NEW DELHI: Following the approval of the contentious “Nationality Bill” -- that will officially define Israel as nation-state for the Jewish people -- by the Israeli cabinet, hundreds of Israeli Arabs, as part of a social media campaign that has gone viral, have replaced their Facebook profile pictures with a stamp that says “second class citizens.”

(Image credit: Times of Israel)

The campaign was started by artists Haitham Charles and Sana Jamalia who created a mock official state stamp bearing the words “second class citizen” in Hebrew, encircled by the words “State of Israel” and the national emblem of the menorah and olive branches.

Speaking to Arab Israeli news website Al-Hayat, Charles explained the reason behind the campaign. “A friend suggested that we design a sticker in response to the terrible situation. We laughed and said: ‘All we need right now is for the new state seal to be stamped on our foreheads.’ That’s when we decided to invent this stamp.”

Jamalia, told Haaretz, “What’s new here? We were never first–class citizens. At least now you have said it out loud. I prefer that they tell us directly and not pretend we live in a democratic country…[where] they are self righteous and say there are equal rights.”

Jamalia and Charles sent images bearing the stamp out to friends, and they quickly gained popularity with Israeli Arabs superimposing the stamp on their profile pictures.

Hanin Majadli, a student from Tel-Aviv who changed her profile picture (see below), told Haaretz, “The Arab public in Israel has no partner. I think that most of the support we are receiving is from overseas. There is support from the Israeli left, which is also a minority and sometimes is also afraid.” “I don’t think this Facebook campaign will lead to the cancellation of the nation– state law. But we need to put it on the table, to raise awareness,” she added.

(Pictured: student Hanin Majadli)

The bill -- condemned by critics as a threat to Israel’s democratic character -- will, in addition to formally identifying Israel as a nation-state for the Jewish people, enshrine Jewish law and delist Arabic as an official language. Critics fear that the law will make the country’s Arab minority -- 20 percent of the population -- inferior to Jews in the eyes of the law as it will not accord them the “equality of social and political rights” found in Israel’s Declaration of Independence.

Further, the bill threatens any resumption of dialogue between Israeli and Palestinian representatives, as the recognition of Israel as a Jewish State was a major bone of contention in the US brokered peace dialogue that ultimately collapsed as Fatah and Hamas announced a unity deal and Israel began an offensive on the Gaza strip this summer.

The passing of the bill comes as tensions in the region soar over the the issue of access to the Al Aqsa Mosque, the city’s most contested holy site and a wave of attacks, including last week's deadly assault on a Jerusalem synagogue.
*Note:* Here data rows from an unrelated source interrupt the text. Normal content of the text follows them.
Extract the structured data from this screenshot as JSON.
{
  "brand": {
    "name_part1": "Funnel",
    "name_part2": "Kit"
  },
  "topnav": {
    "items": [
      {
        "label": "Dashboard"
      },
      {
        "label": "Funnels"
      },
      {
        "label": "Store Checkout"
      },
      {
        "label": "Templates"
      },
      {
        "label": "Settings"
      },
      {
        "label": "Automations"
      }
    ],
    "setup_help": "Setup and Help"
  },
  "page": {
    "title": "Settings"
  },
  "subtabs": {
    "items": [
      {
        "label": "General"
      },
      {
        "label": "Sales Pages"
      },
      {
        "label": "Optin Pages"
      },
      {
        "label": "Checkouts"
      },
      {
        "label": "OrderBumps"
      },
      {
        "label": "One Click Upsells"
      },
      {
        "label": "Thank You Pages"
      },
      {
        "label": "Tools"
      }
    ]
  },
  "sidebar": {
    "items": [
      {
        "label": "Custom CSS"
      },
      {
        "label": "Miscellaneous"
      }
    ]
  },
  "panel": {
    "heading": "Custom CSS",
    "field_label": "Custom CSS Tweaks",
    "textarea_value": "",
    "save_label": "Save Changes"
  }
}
Israel vowed to respond to the violence with harsh measures, including stripping Palestinian attackers of their residency rights. The controversial policy of demolition of homes and an announcement to increase outpost construction has already been resumed.

Israeli Prime Minister Benjamin Netanyahu defended the nationality bill, linking it to preserving Israel’s democratic character as the country’s existence is under threat. “There are those who would like the democratic to prevail over the Jewish and there are those who would like the Jewish to prevail over the democratic… In the principles of the law that I will submit today both of these values are equal and both must be considered to the same degree," Netanyahu said.

The bill has created an uproar in Israel, with many voicing their opposition and stating that the bill will escalate tensions. Finance Minister Yair Lapid, who heads the centrist Yesh Atid party, called the proposed law "a bad law, which is badly worded." Minister of Justice Tzipi Livni and President Reuven Rivlin, a former Likud MK and speaker of the house, also criticised the bill. Palestinian President Mahmoud Abbas -- who had refused to agree to Israel’s demand that it be recognised as a Jewish State during the peace dialogue -- stated that he supports those in Israel opposing the proposed legislation.

The proposed legislation has sparked off criticism on social media across nationalities, with users tweeting their opposition.